Gordimer subverts not only race but also gender assumptions, showing Aila placing bombs in enemy houses, and Baby cutting her wrists, covering the wounds with African artefacts, and joining the military arm of resistance. The desire for liberation among women exceeds that of men in, with Sonny relegated to the minor role of a diplomat in the end, while Will is distanced from centre stage as a mere recorder. The dynamics in the political sphere thus are reversed, with the two activists Sonny and Hannah being relegated to the background in favour of the black women Aila and Baby, while the personal sphere collapses entirely. The two domains thus remain rife with tension throughout the novel, and are unstable, with relationships as well as character roles spilling over from one dynamic and unfixed space to another, constantly.

Bibliography

1. Achebe, Chinua. ‘The Role of the Writer in a New Nation.’ Nigeria magazine. 1964.

2. Achebe, Chinua. ‘The Black Writer’s Burden.’ Nigeria magazine. 1966.

3. Macaulay, Thomas Babington. ‘Minute upon Indian Education.’ 1835.

4. Ngũgĩ wa Thiong’o. Decolonising the Mind: the Politics of Language in African Literature. 1986.

5. Gramsci, Antonio.
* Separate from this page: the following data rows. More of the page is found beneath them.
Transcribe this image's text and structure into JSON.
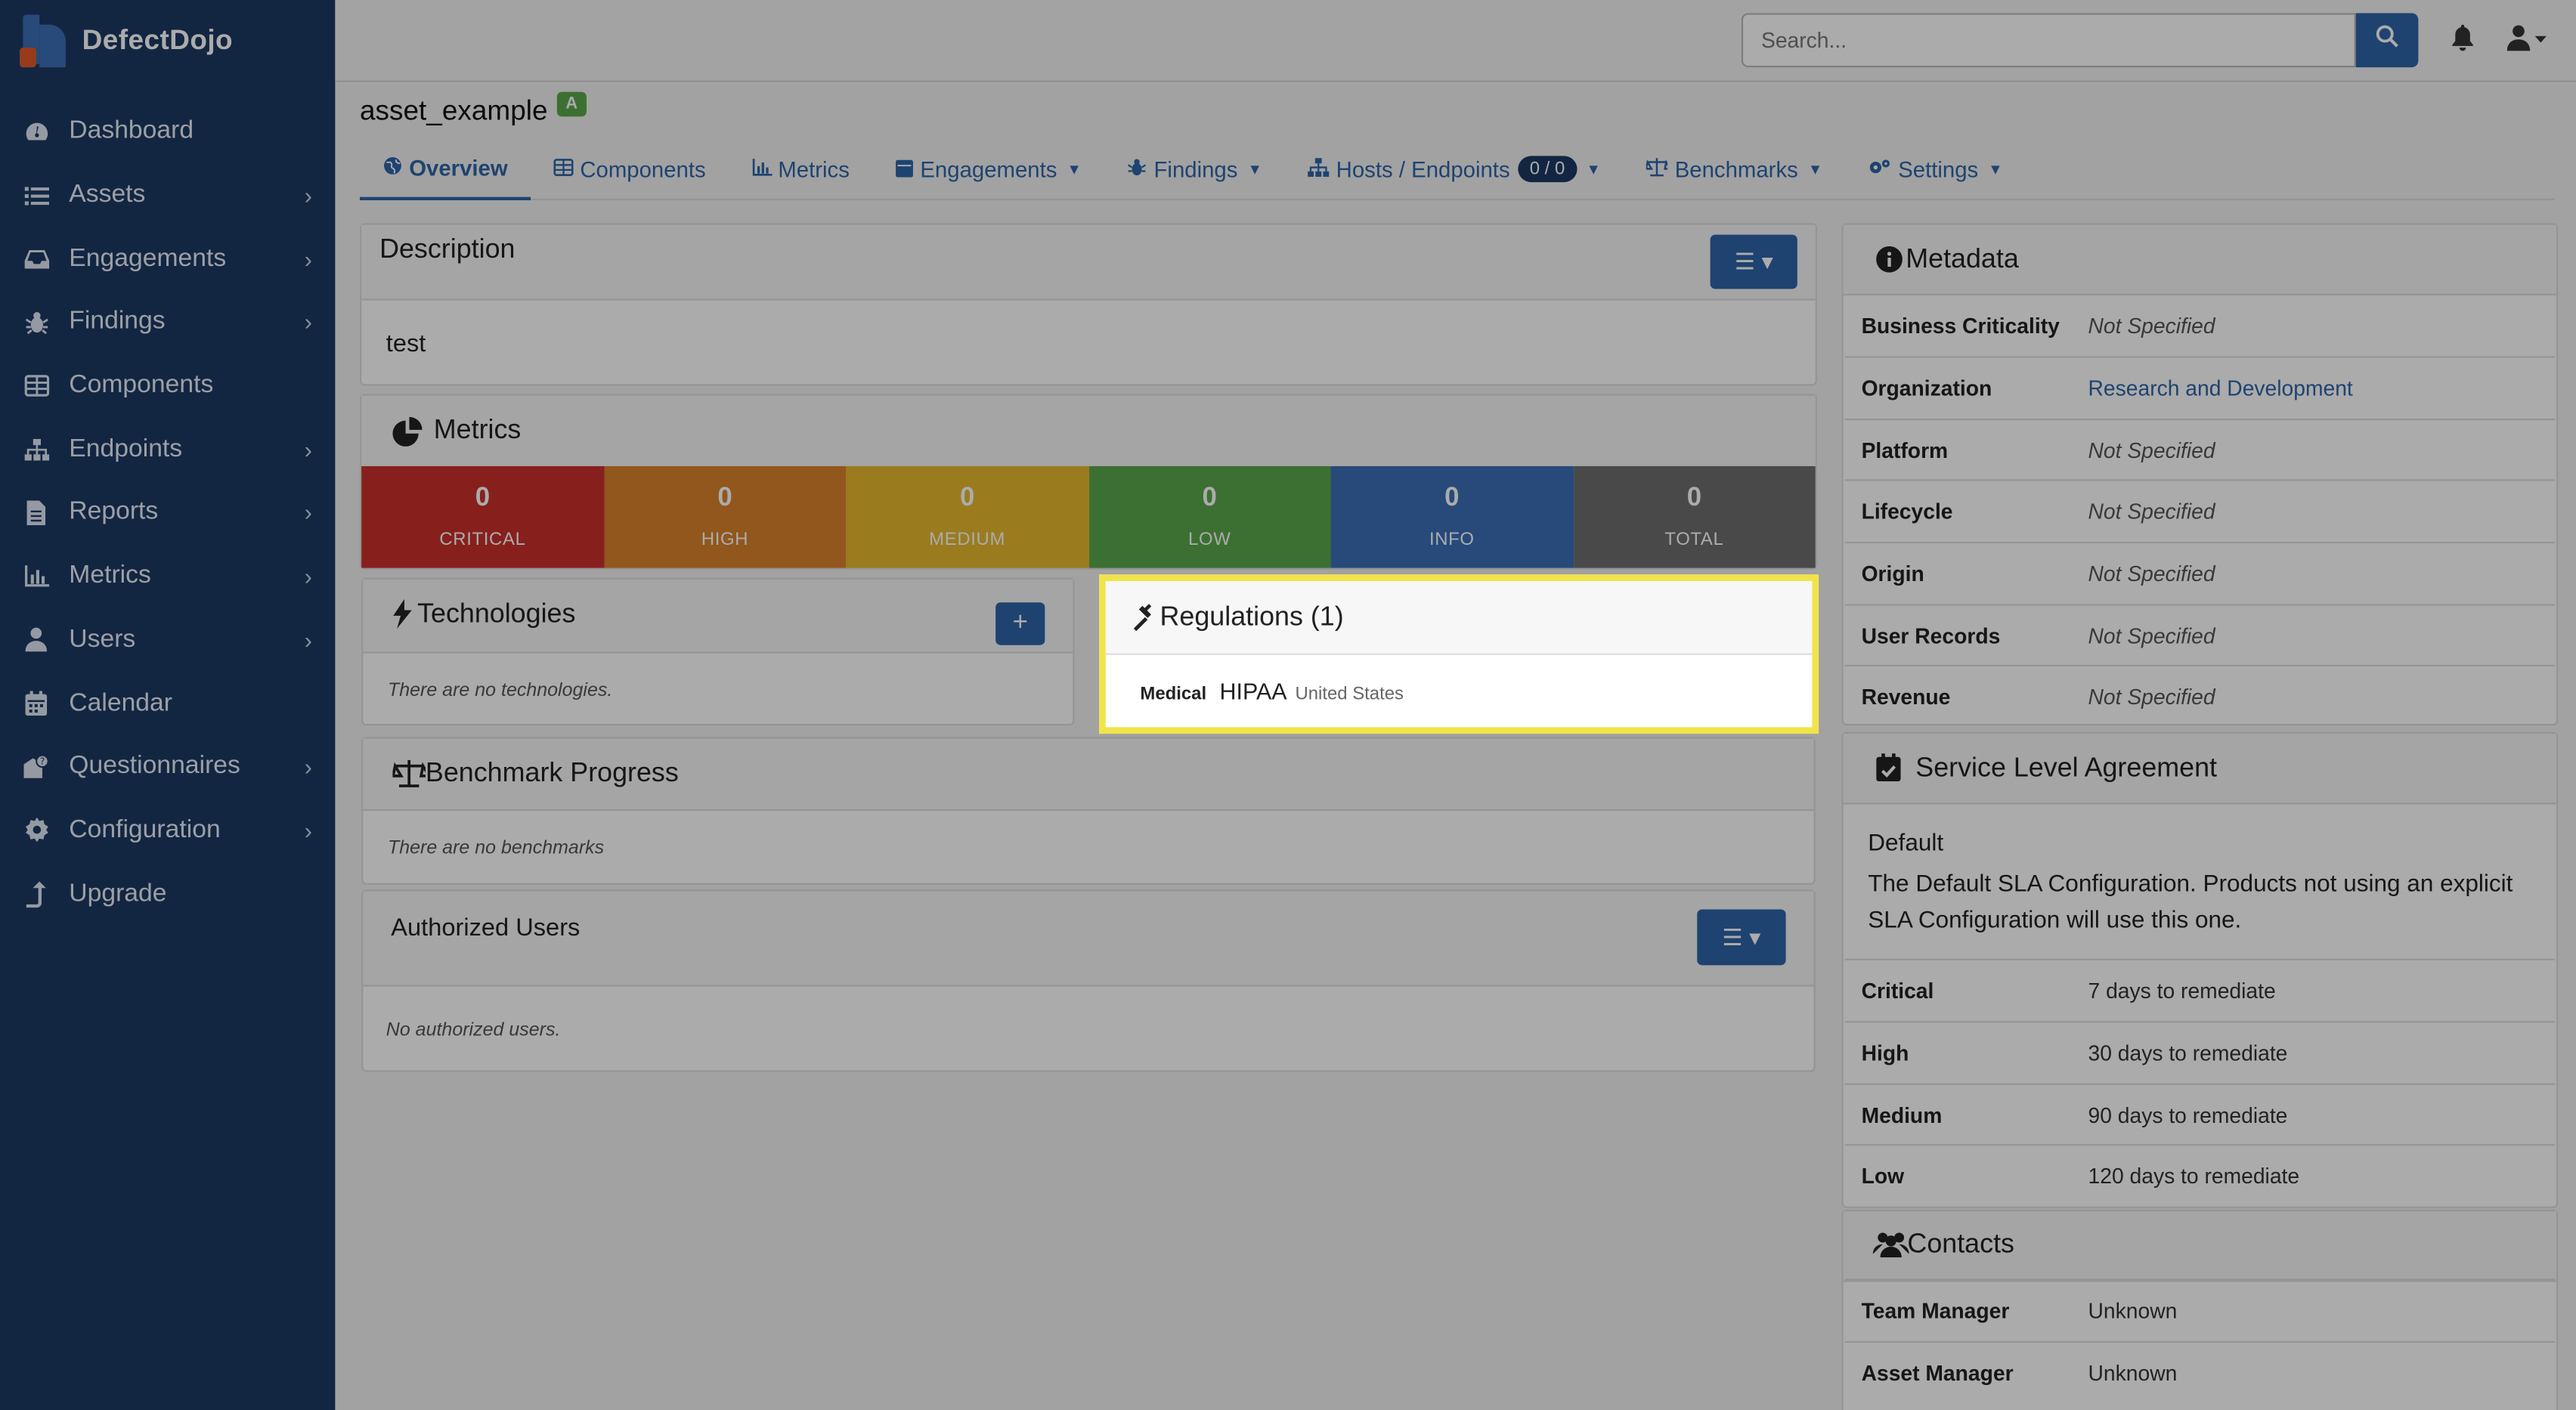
{
  "app": {
    "name": "DefectDojo"
  },
  "sidebar": {
    "items": [
      {
        "label": "Dashboard",
        "icon": "dashboard-icon",
        "expandable": false
      },
      {
        "label": "Assets",
        "icon": "list-icon",
        "expandable": true
      },
      {
        "label": "Engagements",
        "icon": "inbox-icon",
        "expandable": true
      },
      {
        "label": "Findings",
        "icon": "bug-icon",
        "expandable": true
      },
      {
        "label": "Components",
        "icon": "table-icon",
        "expandable": false
      },
      {
        "label": "Endpoints",
        "icon": "sitemap-icon",
        "expandable": true
      },
      {
        "label": "Reports",
        "icon": "file-icon",
        "expandable": true
      },
      {
        "label": "Metrics",
        "icon": "bar-chart-icon",
        "expandable": true
      },
      {
        "label": "Users",
        "icon": "user-icon",
        "expandable": true
      },
      {
        "label": "Calendar",
        "icon": "calendar-icon",
        "expandable": false
      },
      {
        "label": "Questionnaires",
        "icon": "questionnaire-icon",
        "expandable": true
      },
      {
        "label": "Configuration",
        "icon": "gear-icon",
        "expandable": true
      },
      {
        "label": "Upgrade",
        "icon": "upgrade-icon",
        "expandable": false
      }
    ]
  },
  "header": {
    "search_placeholder": "Search..."
  },
  "asset": {
    "name": "asset_example",
    "badge": "A"
  },
  "tabs": [
    {
      "label": "Overview",
      "icon": "globe-icon",
      "dropdown": false,
      "active": true
    },
    {
      "label": "Components",
      "icon": "table-icon",
      "dropdown": false
    },
    {
      "label": "Metrics",
      "icon": "bar-chart-icon",
      "dropdown": false
    },
    {
      "label": "Engagements",
      "icon": "calendar-icon",
      "dropdown": true
    },
    {
      "label": "Findings",
      "icon": "bug-icon",
      "dropdown": true
    },
    {
      "label": "Hosts / Endpoints",
      "icon": "sitemap-icon",
      "dropdown": true,
      "count": "0 / 0"
    },
    {
      "label": "Benchmarks",
      "icon": "balance-icon",
      "dropdown": true
    },
    {
      "label": "Settings",
      "icon": "gears-icon",
      "dropdown": true
    }
  ],
  "description": {
    "title": "Description",
    "text": "test"
  },
  "metrics": {
    "title": "Metrics",
    "cells": [
      {
        "label": "CRITICAL",
        "value": "0",
        "color": "#c9302c"
      },
      {
        "label": "HIGH",
        "value": "0",
        "color": "#d9822b"
      },
      {
        "label": "MEDIUM",
        "value": "0",
        "color": "#e6b82e"
      },
      {
        "label": "LOW",
        "value": "0",
        "color": "#5aa84b"
      },
      {
        "label": "INFO",
        "value": "0",
        "color": "#3b6fb6"
      },
      {
        "label": "TOTAL",
        "value": "0",
        "color": "#6e6e6e"
      }
    ]
  },
  "technologies": {
    "title": "Technologies",
    "empty": "There are no technologies."
  },
  "regulations": {
    "title": "Regulations (1)",
    "category": "Medical",
    "name": "HIPAA",
    "jurisdiction": "United States"
  },
  "benchmark": {
    "title": "Benchmark Progress",
    "empty": "There are no benchmarks"
  },
  "authorized_users": {
    "title": "Authorized Users",
    "empty": "No authorized users."
  },
  "metadata": {
    "title": "Metadata",
    "rows": [
      {
        "key": "Business Criticality",
        "value": "Not Specified"
      },
      {
        "key": "Organization",
        "value": "Research and Development",
        "link": true
      },
      {
        "key": "Platform",
        "value": "Not Specified"
      },
      {
        "key": "Lifecycle",
        "value": "Not Specified"
      },
      {
        "key": "Origin",
        "value": "Not Specified"
      },
      {
        "key": "User Records",
        "value": "Not Specified"
      },
      {
        "key": "Revenue",
        "value": "Not Specified"
      }
    ]
  },
  "sla": {
    "title": "Service Level Agreement",
    "name": "Default",
    "description": "The Default SLA Configuration. Products not using an explicit SLA Configuration will use this one.",
    "rows": [
      {
        "key": "Critical",
        "value": "7 days to remediate"
      },
      {
        "key": "High",
        "value": "30 days to remediate"
      },
      {
        "key": "Medium",
        "value": "90 days to remediate"
      },
      {
        "key": "Low",
        "value": "120 days to remediate"
      }
    ]
  },
  "contacts": {
    "title": "Contacts",
    "rows": [
      {
        "key": "Team Manager",
        "value": "Unknown"
      },
      {
        "key": "Asset Manager",
        "value": "Unknown"
      }
    ]
  }
}
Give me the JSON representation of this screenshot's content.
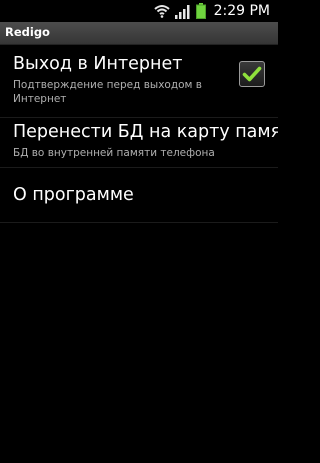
{
  "status_bar": {
    "time": "2:29 PM",
    "icons": [
      "wifi-icon",
      "signal-icon",
      "battery-icon"
    ],
    "battery_color": "#6fd33e"
  },
  "app": {
    "title": "Redigo"
  },
  "preferences": [
    {
      "title": "Выход в Интернет",
      "summary": "Подтверждение перед выходом в Интернет",
      "checked": true
    },
    {
      "title": "Перенести БД на карту памяти",
      "summary": "БД во внутренней памяти телефона"
    },
    {
      "title": "О программе"
    }
  ],
  "colors": {
    "background": "#000000",
    "check_mark": "#8fe03c",
    "title_bar": "#424242"
  }
}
The Prison Notebooks. 1971.

6. Sonza, Jorshinelle. “My Turn, Now”: Debunking the Gordimer “Mystique” in “My Son’s Story”

7. Tjoutuku, Angelika. ‘Treating the colonial language fever: A Namibian language biography.’ Language Biographies for Multilingual Learning. 2012.

Advertisements